:: EXERCISE AIM ::
Tally the lines below that contain "JSON". The number is the whole answer.

[Element data from apps and pages]
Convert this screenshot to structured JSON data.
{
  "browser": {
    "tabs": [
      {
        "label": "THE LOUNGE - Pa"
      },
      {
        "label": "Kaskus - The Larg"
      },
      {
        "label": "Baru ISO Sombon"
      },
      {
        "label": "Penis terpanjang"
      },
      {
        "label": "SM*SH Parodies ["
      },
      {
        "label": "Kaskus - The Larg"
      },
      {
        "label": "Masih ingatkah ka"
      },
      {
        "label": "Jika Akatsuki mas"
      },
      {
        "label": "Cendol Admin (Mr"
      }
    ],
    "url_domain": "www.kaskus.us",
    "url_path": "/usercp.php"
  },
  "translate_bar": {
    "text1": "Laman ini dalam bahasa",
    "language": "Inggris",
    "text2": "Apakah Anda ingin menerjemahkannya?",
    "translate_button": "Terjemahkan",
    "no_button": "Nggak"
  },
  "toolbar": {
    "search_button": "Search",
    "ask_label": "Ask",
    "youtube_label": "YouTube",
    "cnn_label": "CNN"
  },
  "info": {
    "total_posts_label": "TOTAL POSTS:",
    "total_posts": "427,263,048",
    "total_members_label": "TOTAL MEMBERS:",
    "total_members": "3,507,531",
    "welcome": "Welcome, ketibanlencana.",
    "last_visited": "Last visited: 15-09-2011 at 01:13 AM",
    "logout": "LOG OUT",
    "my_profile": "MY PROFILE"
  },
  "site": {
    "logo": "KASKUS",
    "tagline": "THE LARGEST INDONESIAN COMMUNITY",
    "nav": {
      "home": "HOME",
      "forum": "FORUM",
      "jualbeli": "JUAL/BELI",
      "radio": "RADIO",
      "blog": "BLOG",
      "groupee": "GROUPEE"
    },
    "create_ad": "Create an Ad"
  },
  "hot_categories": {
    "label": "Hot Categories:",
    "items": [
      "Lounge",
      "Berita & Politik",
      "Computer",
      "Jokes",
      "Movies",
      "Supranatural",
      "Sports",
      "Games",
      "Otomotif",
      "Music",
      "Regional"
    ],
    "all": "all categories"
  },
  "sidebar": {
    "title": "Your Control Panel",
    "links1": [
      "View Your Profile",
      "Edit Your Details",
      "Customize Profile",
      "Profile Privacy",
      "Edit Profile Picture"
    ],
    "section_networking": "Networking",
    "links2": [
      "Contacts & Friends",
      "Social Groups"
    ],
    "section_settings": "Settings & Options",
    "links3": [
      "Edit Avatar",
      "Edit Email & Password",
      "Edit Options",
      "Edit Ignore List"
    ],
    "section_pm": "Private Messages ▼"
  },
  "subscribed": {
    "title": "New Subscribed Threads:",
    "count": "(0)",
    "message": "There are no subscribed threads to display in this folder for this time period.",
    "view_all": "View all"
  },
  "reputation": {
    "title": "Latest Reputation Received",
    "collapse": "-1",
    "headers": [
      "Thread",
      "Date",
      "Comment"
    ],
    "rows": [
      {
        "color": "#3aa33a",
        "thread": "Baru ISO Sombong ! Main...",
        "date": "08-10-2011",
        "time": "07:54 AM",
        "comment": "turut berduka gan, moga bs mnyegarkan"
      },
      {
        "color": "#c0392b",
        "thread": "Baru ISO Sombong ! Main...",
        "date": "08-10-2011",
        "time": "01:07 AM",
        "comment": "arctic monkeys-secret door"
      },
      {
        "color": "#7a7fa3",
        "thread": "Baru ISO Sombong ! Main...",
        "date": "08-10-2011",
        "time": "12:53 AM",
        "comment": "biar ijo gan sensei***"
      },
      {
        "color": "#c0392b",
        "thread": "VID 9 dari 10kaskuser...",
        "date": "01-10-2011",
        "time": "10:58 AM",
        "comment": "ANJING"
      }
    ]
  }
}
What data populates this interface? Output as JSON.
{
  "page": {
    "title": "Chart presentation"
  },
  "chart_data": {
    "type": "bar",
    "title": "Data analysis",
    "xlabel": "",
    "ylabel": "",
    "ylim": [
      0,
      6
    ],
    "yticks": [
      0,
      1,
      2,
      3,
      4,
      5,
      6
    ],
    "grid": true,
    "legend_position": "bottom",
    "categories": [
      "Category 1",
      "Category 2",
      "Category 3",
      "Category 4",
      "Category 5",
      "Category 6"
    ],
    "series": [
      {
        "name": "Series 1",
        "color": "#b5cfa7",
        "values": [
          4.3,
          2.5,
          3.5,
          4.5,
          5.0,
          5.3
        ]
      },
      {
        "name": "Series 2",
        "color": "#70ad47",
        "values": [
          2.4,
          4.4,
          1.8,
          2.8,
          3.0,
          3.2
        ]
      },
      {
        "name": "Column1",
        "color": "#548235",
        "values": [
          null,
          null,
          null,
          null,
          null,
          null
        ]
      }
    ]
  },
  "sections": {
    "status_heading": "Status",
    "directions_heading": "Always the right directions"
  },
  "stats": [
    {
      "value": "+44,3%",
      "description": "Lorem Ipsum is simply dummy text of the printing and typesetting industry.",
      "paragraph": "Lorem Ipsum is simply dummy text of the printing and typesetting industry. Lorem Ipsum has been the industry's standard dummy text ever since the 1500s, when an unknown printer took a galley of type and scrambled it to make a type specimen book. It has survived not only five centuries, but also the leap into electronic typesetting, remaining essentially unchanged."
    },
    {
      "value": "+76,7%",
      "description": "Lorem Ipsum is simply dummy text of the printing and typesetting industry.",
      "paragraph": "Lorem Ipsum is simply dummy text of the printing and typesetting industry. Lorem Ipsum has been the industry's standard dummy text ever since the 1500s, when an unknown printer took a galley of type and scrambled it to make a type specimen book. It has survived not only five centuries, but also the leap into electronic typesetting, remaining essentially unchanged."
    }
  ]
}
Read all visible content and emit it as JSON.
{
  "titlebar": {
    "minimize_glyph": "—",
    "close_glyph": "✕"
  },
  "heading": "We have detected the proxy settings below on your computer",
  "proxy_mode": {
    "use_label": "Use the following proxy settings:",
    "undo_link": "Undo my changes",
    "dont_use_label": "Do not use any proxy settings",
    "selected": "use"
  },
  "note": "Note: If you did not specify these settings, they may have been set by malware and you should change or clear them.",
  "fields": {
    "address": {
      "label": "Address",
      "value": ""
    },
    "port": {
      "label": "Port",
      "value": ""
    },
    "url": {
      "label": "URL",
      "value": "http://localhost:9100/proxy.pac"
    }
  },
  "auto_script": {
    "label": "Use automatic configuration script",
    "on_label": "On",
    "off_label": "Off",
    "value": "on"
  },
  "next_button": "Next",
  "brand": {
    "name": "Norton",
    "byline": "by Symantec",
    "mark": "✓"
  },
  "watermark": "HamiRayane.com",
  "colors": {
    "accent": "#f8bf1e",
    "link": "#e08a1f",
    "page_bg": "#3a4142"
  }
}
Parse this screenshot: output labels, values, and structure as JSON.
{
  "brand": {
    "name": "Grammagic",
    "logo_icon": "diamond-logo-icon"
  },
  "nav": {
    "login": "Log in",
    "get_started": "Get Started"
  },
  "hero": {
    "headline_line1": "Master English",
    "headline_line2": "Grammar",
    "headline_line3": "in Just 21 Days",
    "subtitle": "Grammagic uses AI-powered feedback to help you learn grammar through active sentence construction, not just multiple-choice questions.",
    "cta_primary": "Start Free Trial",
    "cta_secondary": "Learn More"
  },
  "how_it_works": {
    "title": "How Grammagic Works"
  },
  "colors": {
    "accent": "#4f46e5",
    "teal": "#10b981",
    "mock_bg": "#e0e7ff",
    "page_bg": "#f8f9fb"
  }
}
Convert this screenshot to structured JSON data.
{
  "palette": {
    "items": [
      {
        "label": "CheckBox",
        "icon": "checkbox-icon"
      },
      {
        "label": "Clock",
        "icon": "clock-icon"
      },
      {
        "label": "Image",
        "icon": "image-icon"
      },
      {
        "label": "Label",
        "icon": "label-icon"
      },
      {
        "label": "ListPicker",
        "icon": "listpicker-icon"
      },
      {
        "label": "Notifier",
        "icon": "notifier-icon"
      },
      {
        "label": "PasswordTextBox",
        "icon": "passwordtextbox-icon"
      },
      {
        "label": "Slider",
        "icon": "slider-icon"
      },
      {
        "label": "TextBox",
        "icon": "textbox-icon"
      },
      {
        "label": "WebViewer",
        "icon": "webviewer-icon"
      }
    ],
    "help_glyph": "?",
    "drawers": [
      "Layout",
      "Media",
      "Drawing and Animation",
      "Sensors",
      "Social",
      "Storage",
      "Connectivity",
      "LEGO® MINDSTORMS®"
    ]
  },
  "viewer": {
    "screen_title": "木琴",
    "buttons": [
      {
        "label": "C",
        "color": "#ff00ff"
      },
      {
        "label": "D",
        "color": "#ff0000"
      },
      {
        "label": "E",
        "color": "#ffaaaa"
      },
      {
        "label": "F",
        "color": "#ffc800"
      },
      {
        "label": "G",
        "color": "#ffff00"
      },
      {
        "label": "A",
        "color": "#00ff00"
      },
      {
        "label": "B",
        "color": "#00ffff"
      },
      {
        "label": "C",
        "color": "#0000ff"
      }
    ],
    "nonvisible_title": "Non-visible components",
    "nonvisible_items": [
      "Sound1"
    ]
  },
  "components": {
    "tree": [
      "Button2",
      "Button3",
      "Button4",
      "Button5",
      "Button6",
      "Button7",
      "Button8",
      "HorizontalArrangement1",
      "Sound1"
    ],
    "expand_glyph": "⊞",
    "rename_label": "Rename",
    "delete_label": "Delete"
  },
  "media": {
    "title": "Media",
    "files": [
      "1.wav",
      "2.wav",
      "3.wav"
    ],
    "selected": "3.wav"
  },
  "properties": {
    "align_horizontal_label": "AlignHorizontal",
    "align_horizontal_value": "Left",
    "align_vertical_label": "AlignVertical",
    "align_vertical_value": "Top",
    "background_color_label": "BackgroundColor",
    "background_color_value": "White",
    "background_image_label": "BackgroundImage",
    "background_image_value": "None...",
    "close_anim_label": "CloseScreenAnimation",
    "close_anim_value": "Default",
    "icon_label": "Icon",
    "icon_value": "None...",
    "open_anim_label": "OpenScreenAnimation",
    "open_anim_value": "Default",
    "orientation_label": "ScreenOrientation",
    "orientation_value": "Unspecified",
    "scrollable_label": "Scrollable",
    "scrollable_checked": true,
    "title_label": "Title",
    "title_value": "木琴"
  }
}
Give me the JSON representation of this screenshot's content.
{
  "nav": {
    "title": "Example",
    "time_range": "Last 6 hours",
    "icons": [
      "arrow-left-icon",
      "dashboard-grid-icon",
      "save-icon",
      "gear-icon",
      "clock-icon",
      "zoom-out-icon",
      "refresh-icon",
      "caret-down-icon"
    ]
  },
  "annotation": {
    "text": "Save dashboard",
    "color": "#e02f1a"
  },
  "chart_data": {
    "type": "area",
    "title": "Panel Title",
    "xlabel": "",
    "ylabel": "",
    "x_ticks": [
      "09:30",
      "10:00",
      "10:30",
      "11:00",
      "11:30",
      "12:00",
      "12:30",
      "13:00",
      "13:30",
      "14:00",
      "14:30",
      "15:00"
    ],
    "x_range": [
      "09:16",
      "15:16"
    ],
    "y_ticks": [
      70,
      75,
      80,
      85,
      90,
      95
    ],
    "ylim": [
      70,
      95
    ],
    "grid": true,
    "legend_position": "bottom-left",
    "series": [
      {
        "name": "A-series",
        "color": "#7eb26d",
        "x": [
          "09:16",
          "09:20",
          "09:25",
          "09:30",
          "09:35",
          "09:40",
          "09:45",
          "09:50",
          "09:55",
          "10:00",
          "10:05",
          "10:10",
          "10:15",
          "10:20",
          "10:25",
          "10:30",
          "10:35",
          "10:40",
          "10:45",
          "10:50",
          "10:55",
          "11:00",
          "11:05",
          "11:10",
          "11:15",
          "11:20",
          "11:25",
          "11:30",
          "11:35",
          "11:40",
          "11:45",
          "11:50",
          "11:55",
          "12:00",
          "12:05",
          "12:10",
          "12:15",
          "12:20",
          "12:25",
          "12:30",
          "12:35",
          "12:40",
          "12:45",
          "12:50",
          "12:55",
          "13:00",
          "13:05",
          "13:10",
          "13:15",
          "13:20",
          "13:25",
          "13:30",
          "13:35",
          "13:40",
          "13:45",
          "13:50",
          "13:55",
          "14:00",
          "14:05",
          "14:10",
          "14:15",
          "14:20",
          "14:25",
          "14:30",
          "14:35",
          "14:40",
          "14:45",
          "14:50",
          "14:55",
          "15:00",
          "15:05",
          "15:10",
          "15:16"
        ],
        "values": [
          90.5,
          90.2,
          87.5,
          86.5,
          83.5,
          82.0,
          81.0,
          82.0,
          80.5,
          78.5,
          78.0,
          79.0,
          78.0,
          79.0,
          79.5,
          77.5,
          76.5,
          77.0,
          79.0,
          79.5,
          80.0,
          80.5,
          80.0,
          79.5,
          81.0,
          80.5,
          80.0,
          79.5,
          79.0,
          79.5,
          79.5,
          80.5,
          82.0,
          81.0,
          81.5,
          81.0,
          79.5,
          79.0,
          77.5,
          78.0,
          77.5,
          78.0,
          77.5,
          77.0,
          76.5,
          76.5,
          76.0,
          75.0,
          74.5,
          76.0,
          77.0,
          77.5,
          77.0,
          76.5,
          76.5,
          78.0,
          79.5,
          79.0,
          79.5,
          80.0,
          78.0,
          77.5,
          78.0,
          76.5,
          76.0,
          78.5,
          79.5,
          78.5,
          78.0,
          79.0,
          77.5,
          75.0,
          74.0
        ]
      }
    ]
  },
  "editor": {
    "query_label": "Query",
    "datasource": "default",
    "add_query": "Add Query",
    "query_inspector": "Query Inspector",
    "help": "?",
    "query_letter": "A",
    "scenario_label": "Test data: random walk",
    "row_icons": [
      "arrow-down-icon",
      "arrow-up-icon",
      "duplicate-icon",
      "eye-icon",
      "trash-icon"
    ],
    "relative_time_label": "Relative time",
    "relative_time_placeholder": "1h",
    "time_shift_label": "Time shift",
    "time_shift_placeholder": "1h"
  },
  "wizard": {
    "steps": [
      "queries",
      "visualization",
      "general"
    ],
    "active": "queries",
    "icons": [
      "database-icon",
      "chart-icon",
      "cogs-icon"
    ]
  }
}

:: RESULT OF THIS TASK ::
6